My life in research has been made possible through the unconditional support and love of my family. My wife, Maria Caterina, is a front-row children leukemia doctor and thus knows much better than I do the challenges of transferring research into action, for that action saves children’s lives directly and unerringly. I harbor sheer admiration for her capabilities of jointly running her demanding job at the hospital, a family with three wonderful children, the care for our elders and a hospitable house throughout our happy life together. This award is dedicated to her.
Finally, my deepest thanks are due to the sel ection committee, to our nominators, and most particularly to His Royal Highness Crown Prince Sultan Bin Abdulaziz for the magnificent honor bestowed on us tonight.
Bertuzzo, E., R. Casagrandi, M. Gatto, I. Rodriguez-Iturbe, A. Rinaldo, "On Spatially Explicit Models of Cholera Epidemics", Journal of the Royal Society Interface, 7(43), 321-333, 2010.
Bertuzzo, E., R. Muneepeerakul, H.J. Lynch, W.F. Fagan, I. Rodriguez-Iturbe and A. Rinaldo, "On the geographic range of freshwater fish in river basins", Water Resources Research, 45, W11420, 2009.

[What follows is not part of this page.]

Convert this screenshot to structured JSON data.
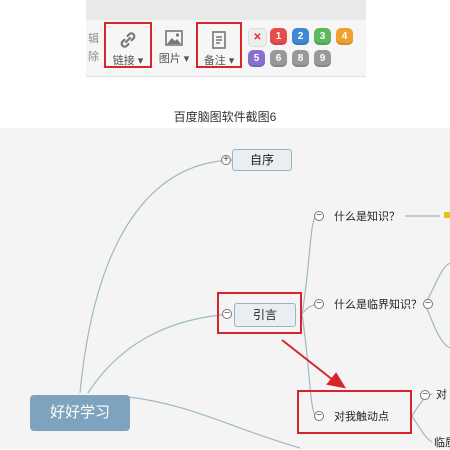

Rodriguez-Iturbe, I., R. Muneepeerakul, E. Bertuzzo, S.A. Levin, A. Rinaldo, "River Networks as Ecological Corridors: a Complex Systems Perspective for Integrating Hydrologic, Geomorphologic and Ecologic Dynamics", Water Resources Research, 45, W01413, 2009.
Azaele, S., R. Muneepeerakul, A. Maritan, A. Rinaldo, I. Rodriguez-Iturbe, "Predicting spatial similarity of freshwater fish biodiversity", Proceedings of the US National Academy of Sciences, 106(17), 7058-7062, 2009.
Muneepeerakul, R., E. Bertuzzo, H. Lynch, W.F. Fagan, A. Rinaldo, I. Rodriguez-Iturbe, "Neutral metacommunity models predict fish diversity patterns in Mississippi-Missouri basin", Nature, 453, 220-224, 2008.